Although it's been more than 18 months since Hurricanes Katrina and Rita struck the Gulf Coast, law enforcement agencies in devastated areas still struggle to get back on their feet. Last month, Bill Berry, executive director of the 5.11 Challenge, and I traveled back down to Louisiana to visit three agencies that were struck by Hurricane Rita. 5.11 Tactical had previously led an extensive effort to re-equip agencies after Katrina, actions that earned the company the 2006 Law Officer Gold Badge of Service Award. For agencies in western Louisiana, however, Hurricane Rita was every bit as damaging and little attention or help had come their way. So, when Berry told me he was headed back down to share some equipment donated by the winners of the 2006 5.11 Challenge, I asked him if I could help out and bring down some additional equipment. He readily agreed.
We arrived in Lafayette, La., on March 28, a beautiful Wednesday afternoon. Bill had hit the ground before I did, and, working with local 5.11 representative Darrell Morrow and Tim Heinzen, the owner of Barney s Police and Hunting Supplies, he d already packaged a couple-hundred giveaway sets. Early the following morning, we left with three target agencies in our sights: the Sheriffs Departments of Calcasieu and Cameron Parishes, and the Lake Charles Police Department. We d learned these agencies were most in need of a little encouragement.
I could fill multiple pages sharing with you how courageous, inspiring and hospitable the people of this area are, but I don t have that much room, so I'll tell you about one particularly memorable experience. Cameron Parish was our first stop. As we got out of our trucks, we heard the sound of bulldozers working to rebuild the area in front of the courthouse. We went inside and met with Sheriff Theos Duon, who told us the people of Cameron Parish had fully evacuated before Rita hit and no lives had been lost. But a 15' tidal surge ravaged the sea-level town and destroyed most of the homes. Perhaps the most disturbing result was the flooding of 38 cemeteries that caused more than 300 caskets to float out of the ground and scatter their decomposed contents over several hundred square miles of marshes and woods full of snakes and alligators. This led to one of the most extensive recovery efforts ever and challenged the resources of the Sheriff's Department and local funeral homes for nearly a year after the hurricane.
Duon turned us over to Deputy David Hebert, a man whose appearance and demeanor can be deceiving. He s very thin and a little on the short side. Admittedly shy and sporting an ever-present toothpick in his mouth, Hebert would be easy to miss. But when he was asked what he d been through as a result of Rita, his face took on a noticeably solemn look. He spoke with deep emotion about the loss of his home, the displacement of his family and the awareness that many families in the area had forever been separated because of the hurricane. But Hebert also demonstrated a determination and can-do attitude worthy of the finest law enforcement officer. When you go into an area like this for a day or two, it's easy to forget that the people who live there, especially those in public safety, have been dealing with the aftermath for more than a year, all while trying to rebuild their own shattered lives. I must admit I wouldn t even know where to begin. They have my greatest respect and admiration.

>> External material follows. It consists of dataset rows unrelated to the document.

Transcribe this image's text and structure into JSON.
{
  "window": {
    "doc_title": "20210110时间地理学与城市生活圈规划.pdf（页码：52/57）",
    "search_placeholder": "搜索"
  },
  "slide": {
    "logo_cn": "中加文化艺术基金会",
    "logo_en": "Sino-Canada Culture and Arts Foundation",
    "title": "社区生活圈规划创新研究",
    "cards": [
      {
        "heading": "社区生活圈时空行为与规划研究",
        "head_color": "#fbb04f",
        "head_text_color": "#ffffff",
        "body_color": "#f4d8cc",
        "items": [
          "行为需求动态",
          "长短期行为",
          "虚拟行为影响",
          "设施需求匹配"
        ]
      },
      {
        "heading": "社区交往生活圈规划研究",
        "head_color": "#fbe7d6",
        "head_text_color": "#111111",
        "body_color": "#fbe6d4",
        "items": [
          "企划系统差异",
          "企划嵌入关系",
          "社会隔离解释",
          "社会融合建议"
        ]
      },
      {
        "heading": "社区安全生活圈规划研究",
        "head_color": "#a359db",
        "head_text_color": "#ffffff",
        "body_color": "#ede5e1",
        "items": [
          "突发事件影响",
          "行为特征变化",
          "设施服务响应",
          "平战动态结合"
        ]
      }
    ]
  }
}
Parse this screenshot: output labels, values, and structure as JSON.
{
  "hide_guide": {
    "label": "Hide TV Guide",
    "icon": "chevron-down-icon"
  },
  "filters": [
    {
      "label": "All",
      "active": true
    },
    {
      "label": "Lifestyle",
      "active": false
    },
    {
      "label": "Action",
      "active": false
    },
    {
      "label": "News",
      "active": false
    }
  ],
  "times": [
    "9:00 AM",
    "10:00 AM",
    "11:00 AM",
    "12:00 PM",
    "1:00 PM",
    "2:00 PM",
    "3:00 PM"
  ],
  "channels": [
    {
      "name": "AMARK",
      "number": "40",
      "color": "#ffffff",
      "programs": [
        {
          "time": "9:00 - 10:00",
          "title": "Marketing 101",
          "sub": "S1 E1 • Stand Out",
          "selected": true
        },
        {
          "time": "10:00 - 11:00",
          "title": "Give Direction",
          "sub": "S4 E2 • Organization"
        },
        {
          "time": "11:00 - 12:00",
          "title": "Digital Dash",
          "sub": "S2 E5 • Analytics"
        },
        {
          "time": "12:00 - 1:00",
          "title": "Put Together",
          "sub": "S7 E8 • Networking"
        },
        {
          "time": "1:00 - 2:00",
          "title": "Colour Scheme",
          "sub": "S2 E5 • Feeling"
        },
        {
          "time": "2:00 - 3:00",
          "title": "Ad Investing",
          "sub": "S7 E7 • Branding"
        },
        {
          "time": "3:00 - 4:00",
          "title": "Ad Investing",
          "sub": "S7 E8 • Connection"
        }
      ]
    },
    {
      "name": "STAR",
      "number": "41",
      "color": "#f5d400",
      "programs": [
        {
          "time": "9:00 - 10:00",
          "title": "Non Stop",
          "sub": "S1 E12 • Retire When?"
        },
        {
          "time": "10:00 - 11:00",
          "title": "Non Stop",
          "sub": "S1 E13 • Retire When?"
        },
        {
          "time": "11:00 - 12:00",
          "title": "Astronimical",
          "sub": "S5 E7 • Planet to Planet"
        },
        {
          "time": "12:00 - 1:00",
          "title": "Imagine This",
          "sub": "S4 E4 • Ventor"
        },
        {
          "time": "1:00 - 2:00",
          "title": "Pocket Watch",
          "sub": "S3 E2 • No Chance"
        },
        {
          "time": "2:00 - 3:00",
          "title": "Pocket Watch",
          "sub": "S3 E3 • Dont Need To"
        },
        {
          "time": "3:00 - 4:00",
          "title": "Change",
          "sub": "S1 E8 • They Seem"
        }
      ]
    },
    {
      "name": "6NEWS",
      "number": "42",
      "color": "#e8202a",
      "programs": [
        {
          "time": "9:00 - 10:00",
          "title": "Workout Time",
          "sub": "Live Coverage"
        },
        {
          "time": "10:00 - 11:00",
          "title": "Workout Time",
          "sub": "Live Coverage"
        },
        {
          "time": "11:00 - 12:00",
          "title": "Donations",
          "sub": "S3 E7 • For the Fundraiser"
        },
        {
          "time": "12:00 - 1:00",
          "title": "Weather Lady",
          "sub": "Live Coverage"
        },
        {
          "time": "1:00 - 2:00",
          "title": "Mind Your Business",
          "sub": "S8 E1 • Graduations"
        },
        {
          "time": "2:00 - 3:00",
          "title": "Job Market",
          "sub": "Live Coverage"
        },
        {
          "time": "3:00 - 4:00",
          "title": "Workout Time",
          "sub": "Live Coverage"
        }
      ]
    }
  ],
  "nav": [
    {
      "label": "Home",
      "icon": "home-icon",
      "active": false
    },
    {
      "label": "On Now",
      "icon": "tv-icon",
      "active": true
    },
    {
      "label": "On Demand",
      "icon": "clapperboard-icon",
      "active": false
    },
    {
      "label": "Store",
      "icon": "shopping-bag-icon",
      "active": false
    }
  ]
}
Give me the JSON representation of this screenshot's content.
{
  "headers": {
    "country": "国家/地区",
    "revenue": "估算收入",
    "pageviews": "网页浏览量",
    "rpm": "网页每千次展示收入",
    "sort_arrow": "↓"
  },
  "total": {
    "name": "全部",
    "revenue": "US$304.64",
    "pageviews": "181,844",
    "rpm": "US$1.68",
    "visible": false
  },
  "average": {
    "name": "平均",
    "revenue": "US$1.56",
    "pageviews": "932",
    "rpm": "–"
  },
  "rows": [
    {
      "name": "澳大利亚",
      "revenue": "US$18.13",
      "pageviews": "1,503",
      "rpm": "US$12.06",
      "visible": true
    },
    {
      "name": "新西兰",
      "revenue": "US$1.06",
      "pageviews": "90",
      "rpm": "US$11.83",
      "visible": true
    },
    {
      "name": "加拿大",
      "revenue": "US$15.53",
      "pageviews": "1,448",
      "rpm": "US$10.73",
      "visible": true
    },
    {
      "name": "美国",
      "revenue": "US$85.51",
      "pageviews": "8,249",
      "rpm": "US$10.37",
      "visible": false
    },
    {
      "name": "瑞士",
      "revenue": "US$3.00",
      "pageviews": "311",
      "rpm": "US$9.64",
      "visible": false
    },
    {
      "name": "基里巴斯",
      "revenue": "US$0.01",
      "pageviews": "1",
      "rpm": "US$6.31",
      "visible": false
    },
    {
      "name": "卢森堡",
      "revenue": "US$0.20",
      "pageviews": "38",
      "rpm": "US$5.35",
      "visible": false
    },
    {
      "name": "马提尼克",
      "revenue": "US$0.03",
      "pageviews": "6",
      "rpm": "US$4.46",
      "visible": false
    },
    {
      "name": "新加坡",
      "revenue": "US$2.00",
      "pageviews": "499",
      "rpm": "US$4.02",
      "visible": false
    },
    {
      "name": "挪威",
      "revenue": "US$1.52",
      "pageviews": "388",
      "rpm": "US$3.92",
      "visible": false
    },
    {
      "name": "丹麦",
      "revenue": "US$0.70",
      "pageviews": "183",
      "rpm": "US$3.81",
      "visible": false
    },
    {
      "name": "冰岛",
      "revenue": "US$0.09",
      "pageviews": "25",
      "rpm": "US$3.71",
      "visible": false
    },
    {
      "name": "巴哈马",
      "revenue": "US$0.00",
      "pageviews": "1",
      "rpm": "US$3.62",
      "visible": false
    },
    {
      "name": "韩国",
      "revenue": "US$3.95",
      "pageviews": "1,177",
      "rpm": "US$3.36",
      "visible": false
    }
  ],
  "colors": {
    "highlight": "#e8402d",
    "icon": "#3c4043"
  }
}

We had similar experiences at the other two agencies and found officers going about their jobs and handling calls in a way that reminded me almost anything can become routine if experienced frequently enough over a long period. But despite their positive attitude, these officers have a long way to go. Please remember them and their experiences next time you feel a little overextended. It helps put things in perspective.
Special thanks to 5.11 Tactical for the partnership and to other companies who donated equipment to the effort.
Dale Stockton is the editor of Law Officer.